Rogers Gully Mouth Bar

How to Support House Bill 2525 and Additional Dredging for Lake Houston Area

State Representative Dan Huberty has introduced House Bill 2525. It would create a Lake Houston Dredging and Maintenance District within Harris County. That would include the headwaters of the lake on the East and West Forks of the San Jacinto. The District would have the power to remove sediment and debris on an ongoing basis […]

New Legislation that Could Affect Lake Houston Area Flood Control

New legislation has been introduced in the 87th Texas Legislature that could affect the future of Lake Houston Area flood control. Here is a list that shows the current status of key bills. It includes a high-level summary, plus links to the text of the bills, and their authors. If you wish to testify on […]

Proposed New Law Mandates Flooding Disclosure to Renters

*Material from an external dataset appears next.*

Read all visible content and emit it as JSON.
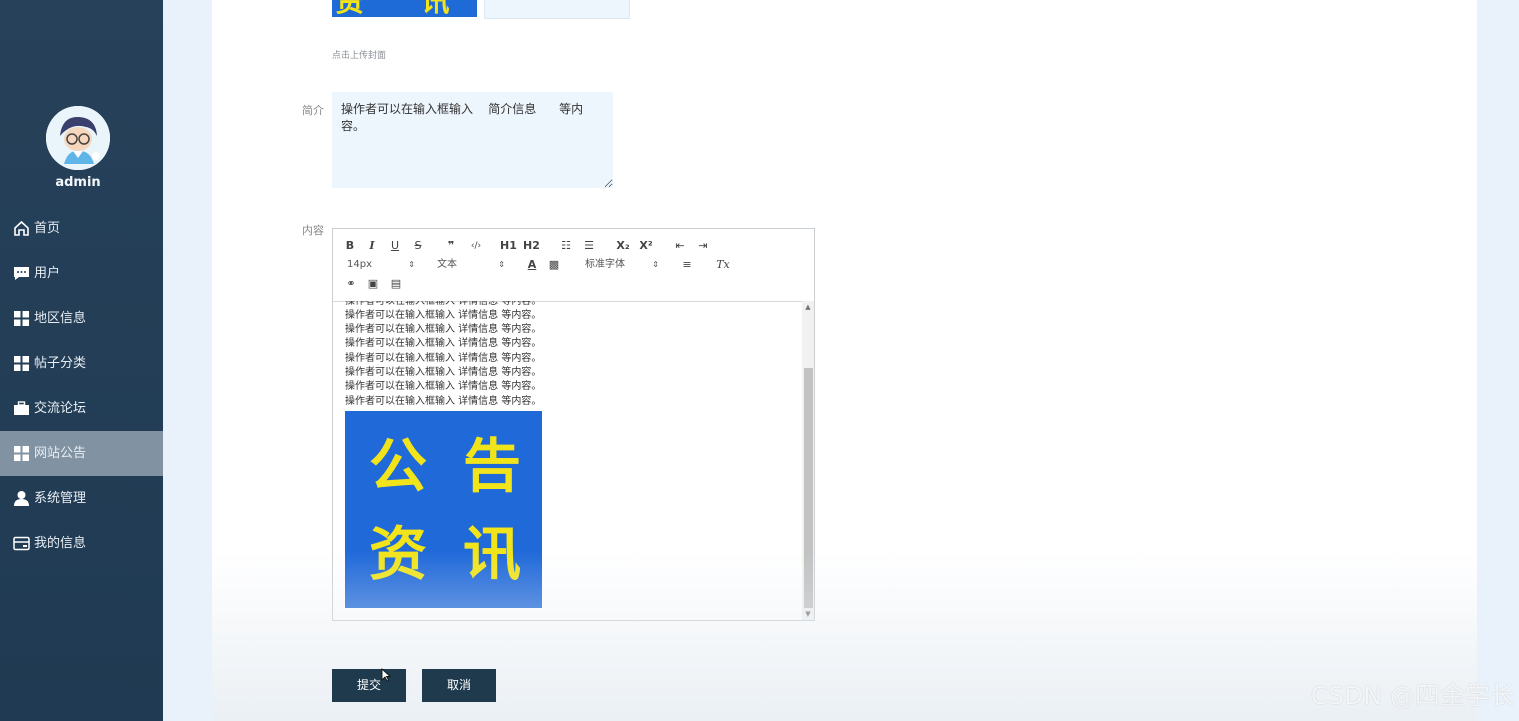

HB531 passed the Texas House of Representatives today. 119 voted Yea, 27 Nay and 2 voted present. Before it can become law, it still needs to pass the Senate and then the Governor must sign it. Background and Purpose Some feel that renters in areas susceptible to flooding may be unaware of that risk. Although […]

Support Creation of Dredging District to Reduce Floods, Improve Lake Capacity

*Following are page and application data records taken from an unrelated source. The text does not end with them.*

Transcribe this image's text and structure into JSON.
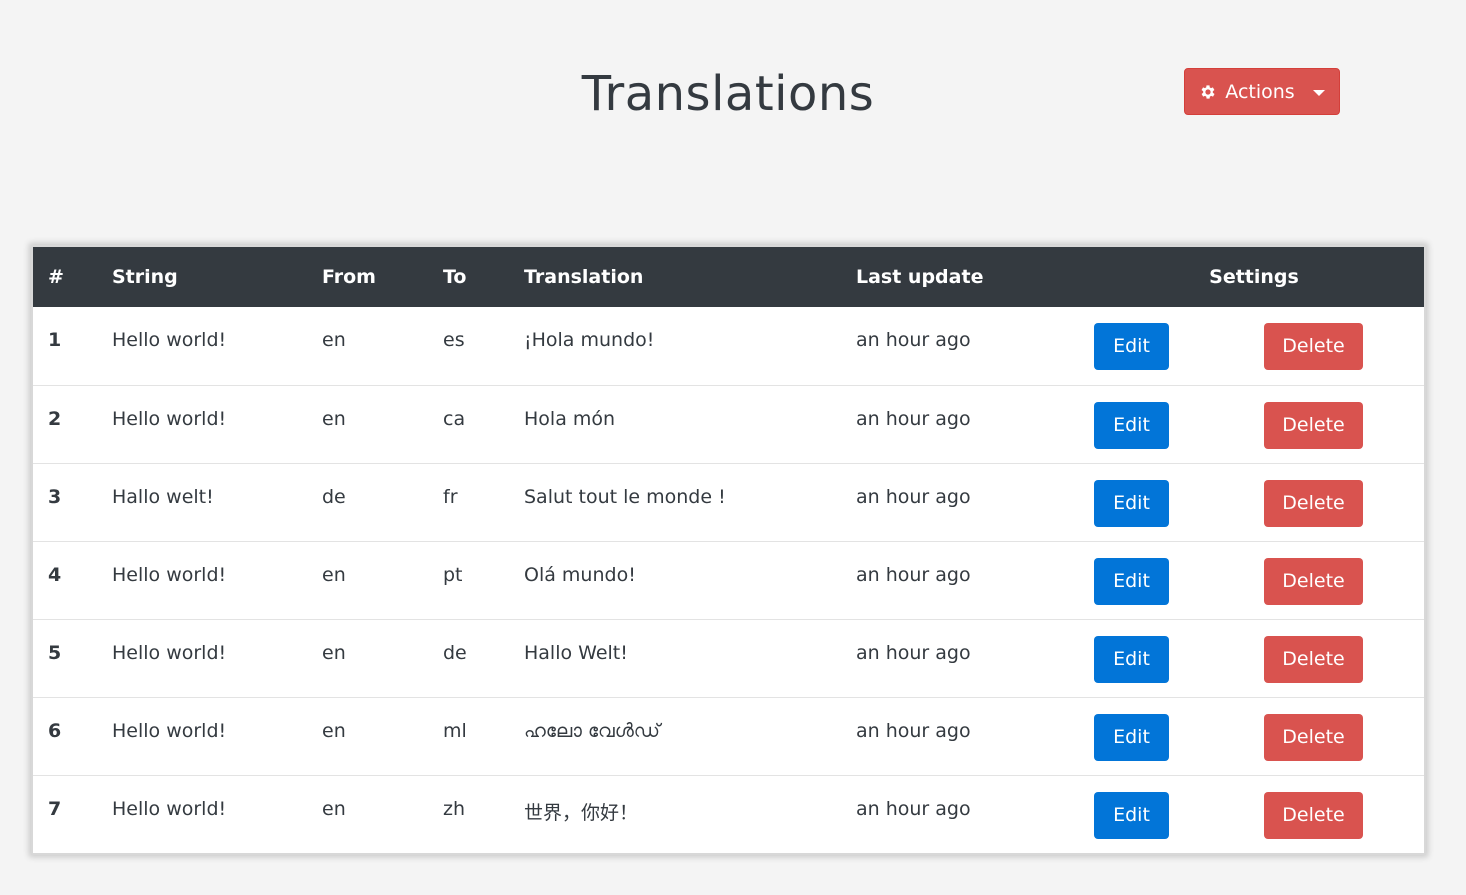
{
  "header": {
    "title": "Translations",
    "actions_label": "Actions"
  },
  "colors": {
    "primary": "#0275d8",
    "danger": "#d9534f",
    "dark": "#343a40",
    "background": "#f4f4f4"
  },
  "table": {
    "columns": [
      "#",
      "String",
      "From",
      "To",
      "Translation",
      "Last update",
      "Settings"
    ],
    "edit_label": "Edit",
    "delete_label": "Delete",
    "rows": [
      {
        "id": "1",
        "string": "Hello world!",
        "from": "en",
        "to": "es",
        "translation": "¡Hola mundo!",
        "updated": "an hour ago"
      },
      {
        "id": "2",
        "string": "Hello world!",
        "from": "en",
        "to": "ca",
        "translation": "Hola món",
        "updated": "an hour ago"
      },
      {
        "id": "3",
        "string": "Hallo welt!",
        "from": "de",
        "to": "fr",
        "translation": "Salut tout le monde !",
        "updated": "an hour ago"
      },
      {
        "id": "4",
        "string": "Hello world!",
        "from": "en",
        "to": "pt",
        "translation": "Olá mundo!",
        "updated": "an hour ago"
      },
      {
        "id": "5",
        "string": "Hello world!",
        "from": "en",
        "to": "de",
        "translation": "Hallo Welt!",
        "updated": "an hour ago"
      },
      {
        "id": "6",
        "string": "Hello world!",
        "from": "en",
        "to": "ml",
        "translation": "ഹലോ വേൾഡ്",
        "updated": "an hour ago"
      },
      {
        "id": "7",
        "string": "Hello world!",
        "from": "en",
        "to": "zh",
        "translation": "世界，你好！",
        "updated": "an hour ago"
      }
    ]
  }
}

In the 2021 Legislation session, State Rep. Dan Huberty introduced HB2525, a bill to create a Dredging and Maintenance District for Lake Houston. Senator Brandon Creighton introduced an identical companion bill in the senate, SB1892. It deserves the support of everyone in the Houston region who depends on the lake for water as well as […]

Kingwood Greens Evacuation During Harvey by Jay Muscat

Rep. Metcalf Introduces Bills to Deny Downstream Representation on SJRA Board

Texas State Representative Will Metcalf from Conroe has introduced two bills in the 87th Legislature that would affect the composition of the San Jacinto River Authority (SJRA) Board. The two bills have major differences. One calls for the election of Board members. In case that fails, the other recommends how the Governor should appoint directors. […]

Eight Bills Introduced in Texas Legislature This Year Affect Sand Mines

Yesterday was the last day for lawmakers to file bills for the 87th Texas legislative session. Eight bills have been introduced to curb abuses of aggregate production operations, which include sand mines. Five address reclamation of mines in various ways. Huberty’s HB4478: Reclamation and Performance Bonds Dan Huberty from the Lake Houston Area introduced HB4478 […]